Like Father, Like Son | The Morson Story - Part Five
Morson Group has been celebrating 50 years in business in 2019. As part of our celebrations, we’ve created a book about the business; its foundations, its growth and its people.
Over the next six weeks, we’re going to be releasing excerpts from the book, charting the Morson story from its earliest days to the present day.
There was never any doubt that the business his father founded ran in the blood of Ged Mason. Gerry knew from the early days that Ged wasn’t just going into work with him on weekends to potter around the office doing filing, he knew he was as keen as mustard to be much more involved.
Even during his schooldays, Ged took a keen interest in things:
“I always remember column 106 in Wednesday’s Manchester Evening News listed all the engineering requirements. I used to study them.

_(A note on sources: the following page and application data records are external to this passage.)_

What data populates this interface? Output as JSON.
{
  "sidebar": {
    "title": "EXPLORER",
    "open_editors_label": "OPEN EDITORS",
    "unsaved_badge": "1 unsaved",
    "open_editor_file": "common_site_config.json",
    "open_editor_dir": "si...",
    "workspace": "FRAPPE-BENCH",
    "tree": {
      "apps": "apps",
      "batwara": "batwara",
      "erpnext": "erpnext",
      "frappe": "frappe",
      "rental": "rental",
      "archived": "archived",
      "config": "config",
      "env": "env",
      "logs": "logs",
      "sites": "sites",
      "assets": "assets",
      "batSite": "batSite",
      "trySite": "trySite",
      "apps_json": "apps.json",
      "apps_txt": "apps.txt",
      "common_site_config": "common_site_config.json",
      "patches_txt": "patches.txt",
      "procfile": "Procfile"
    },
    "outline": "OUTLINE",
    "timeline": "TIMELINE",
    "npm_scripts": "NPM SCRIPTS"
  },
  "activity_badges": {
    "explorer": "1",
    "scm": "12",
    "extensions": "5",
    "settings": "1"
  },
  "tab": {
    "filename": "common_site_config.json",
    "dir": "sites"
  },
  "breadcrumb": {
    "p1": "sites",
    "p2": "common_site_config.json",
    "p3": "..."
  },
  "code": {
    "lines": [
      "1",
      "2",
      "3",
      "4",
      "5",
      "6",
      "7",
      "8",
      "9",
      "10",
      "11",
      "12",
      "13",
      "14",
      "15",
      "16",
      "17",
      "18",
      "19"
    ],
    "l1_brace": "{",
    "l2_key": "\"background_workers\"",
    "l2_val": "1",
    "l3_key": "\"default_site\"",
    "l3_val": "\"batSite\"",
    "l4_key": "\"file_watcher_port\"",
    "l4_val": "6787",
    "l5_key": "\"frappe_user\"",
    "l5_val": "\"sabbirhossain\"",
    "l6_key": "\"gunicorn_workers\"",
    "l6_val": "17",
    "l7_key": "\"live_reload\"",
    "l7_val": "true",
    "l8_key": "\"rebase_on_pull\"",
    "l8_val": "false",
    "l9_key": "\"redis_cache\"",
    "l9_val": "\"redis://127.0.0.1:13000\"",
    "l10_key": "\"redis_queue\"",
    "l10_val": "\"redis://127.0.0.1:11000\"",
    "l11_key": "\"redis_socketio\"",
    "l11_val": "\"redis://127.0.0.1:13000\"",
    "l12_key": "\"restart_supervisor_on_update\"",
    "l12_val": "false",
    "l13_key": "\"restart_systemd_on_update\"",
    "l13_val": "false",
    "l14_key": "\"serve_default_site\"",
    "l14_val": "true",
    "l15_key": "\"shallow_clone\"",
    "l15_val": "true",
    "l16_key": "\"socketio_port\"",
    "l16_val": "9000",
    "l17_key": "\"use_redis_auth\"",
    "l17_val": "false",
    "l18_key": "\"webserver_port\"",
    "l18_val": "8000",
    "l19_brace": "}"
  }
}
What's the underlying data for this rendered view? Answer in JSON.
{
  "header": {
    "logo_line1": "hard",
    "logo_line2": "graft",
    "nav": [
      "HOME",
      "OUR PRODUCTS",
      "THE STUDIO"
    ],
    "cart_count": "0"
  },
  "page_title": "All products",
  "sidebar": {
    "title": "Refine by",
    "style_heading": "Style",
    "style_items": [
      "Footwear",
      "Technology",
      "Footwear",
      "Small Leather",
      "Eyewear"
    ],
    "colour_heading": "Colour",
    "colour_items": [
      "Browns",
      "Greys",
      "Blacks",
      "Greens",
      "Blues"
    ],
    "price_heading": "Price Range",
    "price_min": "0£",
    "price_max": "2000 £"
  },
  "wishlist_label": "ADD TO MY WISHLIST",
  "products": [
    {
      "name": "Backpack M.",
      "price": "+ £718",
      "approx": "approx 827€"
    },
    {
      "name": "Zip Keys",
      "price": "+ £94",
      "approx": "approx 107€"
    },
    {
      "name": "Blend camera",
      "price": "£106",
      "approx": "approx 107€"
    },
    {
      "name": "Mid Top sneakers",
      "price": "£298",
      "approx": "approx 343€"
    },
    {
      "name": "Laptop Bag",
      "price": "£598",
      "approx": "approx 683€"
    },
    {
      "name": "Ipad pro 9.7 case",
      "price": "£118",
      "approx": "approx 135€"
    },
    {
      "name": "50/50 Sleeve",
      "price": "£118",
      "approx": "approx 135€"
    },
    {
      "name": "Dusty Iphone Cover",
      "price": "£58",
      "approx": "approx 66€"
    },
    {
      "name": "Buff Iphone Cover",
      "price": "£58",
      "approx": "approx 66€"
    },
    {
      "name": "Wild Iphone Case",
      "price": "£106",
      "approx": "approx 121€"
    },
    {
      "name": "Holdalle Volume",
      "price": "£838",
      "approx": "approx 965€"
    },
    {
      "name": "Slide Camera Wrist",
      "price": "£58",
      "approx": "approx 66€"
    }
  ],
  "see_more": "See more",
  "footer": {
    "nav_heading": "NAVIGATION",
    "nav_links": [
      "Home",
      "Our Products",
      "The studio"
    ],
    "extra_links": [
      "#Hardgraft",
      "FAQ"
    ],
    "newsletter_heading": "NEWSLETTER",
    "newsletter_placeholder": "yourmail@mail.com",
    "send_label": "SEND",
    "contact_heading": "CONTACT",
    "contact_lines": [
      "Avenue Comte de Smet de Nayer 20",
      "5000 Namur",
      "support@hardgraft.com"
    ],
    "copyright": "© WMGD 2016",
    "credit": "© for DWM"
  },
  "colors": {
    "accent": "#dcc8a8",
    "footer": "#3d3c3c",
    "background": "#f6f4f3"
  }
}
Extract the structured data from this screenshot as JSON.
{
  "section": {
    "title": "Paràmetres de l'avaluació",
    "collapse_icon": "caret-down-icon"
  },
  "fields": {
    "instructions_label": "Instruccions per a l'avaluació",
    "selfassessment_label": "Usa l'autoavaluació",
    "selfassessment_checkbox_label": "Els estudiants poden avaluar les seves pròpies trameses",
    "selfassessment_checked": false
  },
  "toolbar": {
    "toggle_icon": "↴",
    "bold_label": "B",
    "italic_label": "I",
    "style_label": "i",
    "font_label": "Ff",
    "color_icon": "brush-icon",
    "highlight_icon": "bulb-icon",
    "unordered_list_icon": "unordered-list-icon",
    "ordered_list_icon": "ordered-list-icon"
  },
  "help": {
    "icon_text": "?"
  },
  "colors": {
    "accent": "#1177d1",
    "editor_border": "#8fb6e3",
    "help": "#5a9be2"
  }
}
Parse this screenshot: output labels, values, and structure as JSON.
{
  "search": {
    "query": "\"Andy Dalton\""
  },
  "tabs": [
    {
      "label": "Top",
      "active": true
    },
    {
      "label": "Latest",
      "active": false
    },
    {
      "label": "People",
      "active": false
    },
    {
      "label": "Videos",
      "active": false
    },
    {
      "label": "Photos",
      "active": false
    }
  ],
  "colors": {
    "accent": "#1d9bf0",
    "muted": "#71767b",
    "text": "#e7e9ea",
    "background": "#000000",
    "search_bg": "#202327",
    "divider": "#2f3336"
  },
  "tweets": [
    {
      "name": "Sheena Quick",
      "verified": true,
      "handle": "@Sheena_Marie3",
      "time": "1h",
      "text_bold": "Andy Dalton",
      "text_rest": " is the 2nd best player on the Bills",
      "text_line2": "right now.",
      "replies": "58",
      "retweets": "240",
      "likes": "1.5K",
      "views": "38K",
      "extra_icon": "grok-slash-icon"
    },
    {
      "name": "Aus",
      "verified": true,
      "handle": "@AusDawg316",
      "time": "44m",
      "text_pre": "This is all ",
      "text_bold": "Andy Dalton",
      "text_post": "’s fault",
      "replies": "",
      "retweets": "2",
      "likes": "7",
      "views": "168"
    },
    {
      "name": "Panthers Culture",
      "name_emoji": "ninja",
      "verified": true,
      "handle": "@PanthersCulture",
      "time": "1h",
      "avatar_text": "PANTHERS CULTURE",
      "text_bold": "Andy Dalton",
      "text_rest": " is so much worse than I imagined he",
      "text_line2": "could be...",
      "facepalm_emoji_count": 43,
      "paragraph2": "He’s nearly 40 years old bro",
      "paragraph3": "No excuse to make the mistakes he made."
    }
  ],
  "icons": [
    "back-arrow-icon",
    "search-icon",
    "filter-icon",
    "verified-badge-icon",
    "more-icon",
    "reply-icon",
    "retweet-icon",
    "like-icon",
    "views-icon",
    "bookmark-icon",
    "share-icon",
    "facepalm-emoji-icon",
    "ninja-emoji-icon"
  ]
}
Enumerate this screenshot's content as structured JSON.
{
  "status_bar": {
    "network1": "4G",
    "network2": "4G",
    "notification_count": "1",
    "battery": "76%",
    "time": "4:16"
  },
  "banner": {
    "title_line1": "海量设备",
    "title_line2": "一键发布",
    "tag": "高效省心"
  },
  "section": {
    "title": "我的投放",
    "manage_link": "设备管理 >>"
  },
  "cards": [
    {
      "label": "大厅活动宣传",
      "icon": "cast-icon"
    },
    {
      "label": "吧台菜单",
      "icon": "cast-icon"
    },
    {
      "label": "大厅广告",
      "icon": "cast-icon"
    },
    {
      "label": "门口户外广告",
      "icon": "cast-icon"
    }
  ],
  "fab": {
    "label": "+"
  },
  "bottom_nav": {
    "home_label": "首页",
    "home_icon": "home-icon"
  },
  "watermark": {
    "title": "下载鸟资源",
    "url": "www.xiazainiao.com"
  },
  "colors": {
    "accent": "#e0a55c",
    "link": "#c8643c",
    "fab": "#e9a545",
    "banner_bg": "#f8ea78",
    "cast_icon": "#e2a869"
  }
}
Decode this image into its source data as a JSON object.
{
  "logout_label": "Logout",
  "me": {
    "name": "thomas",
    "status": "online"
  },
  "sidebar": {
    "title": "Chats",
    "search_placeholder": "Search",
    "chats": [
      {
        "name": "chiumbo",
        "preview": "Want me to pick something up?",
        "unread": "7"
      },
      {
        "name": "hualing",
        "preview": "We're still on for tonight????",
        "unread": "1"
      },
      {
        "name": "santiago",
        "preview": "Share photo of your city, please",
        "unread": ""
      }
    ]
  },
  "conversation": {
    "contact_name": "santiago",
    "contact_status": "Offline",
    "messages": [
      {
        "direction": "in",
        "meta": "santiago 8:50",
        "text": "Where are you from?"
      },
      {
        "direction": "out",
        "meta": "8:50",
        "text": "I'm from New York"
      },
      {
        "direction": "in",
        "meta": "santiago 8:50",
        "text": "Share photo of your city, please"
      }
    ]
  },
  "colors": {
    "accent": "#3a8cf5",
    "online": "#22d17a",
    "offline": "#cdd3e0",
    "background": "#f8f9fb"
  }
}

If there was a vacancy for an electrical engineer in Runcorn, I knew it was Laporte. If it was Northwich, I knew it was ICI. So, before my father could even put his foot through the door, I was showing him his competition saying ‘have you got that job dad? Are you working on that one?’”
As part of his three-year sandwich degree at Manchester, Ged spent a year cutting his teeth with Canadian recruitment business Roan (Andy McGee). It was during this time he became very aware of how IT recruitment was taking off.
“My father’s business was very engineering focused and I thought I could make my mark in the technology side,” says Ged. “Looking back, most of my friends were doing the traditional gap-year travelling, but I decided to try and prove my own way, setting up Morson Technology with a friend from university, Mark Griffiths. It wasn’t very successful and after 12 months it was barely breaking even, but it was a great learning curve.”
It was then, in 1986, that his father said to Ged, “Listen, I understand what you’re trying to achieve, but there’s a lot happening here and I could do with your support.” And that was why Ged decided to switch into the business.
“I think dad’s ambition rubbed off on me and I wanted to grow the business,” Ged remembers about his first days at Morson. “Although in lazy conversations I had with him whilst still at university, I did think ‘how am I going to fill your boots, dad?’ I felt quite intimidated by the thought of it. But he always used to say I’d be fine.”
Initially, Gerry encouraged his son to visit the various divisions to learn the different parts of the business and eventually Ged found himself sharing his father’s office.
“We had some heated discussions and disagreements, as you would imagine a father and son might,” says Ged. “We had a pact that if we did fall out, one of us would make a brew or go outside to the car park. Then we’d come back in, forget about it, and move on. It worked. Many of my pals whose fathers had businesses talked about how they couldn’t work with their father. I always thought that was a shame, as that was a great opportunity missed. I loved my time with my dad and learnt a lot.”
As time went on, Ged beg an to develop his own ideas about the company’s future direction.
“I always respected dad’s position and he always respected mine,” he says. “He’d developed companies in Kuwait, Holland, America, Canada, but in the UK we were a successful business with a single north west base. Why not take this to London or other parts of the UK I thought? This was something I was keen to do and the burning desire that drove that ambition can’t be taught.”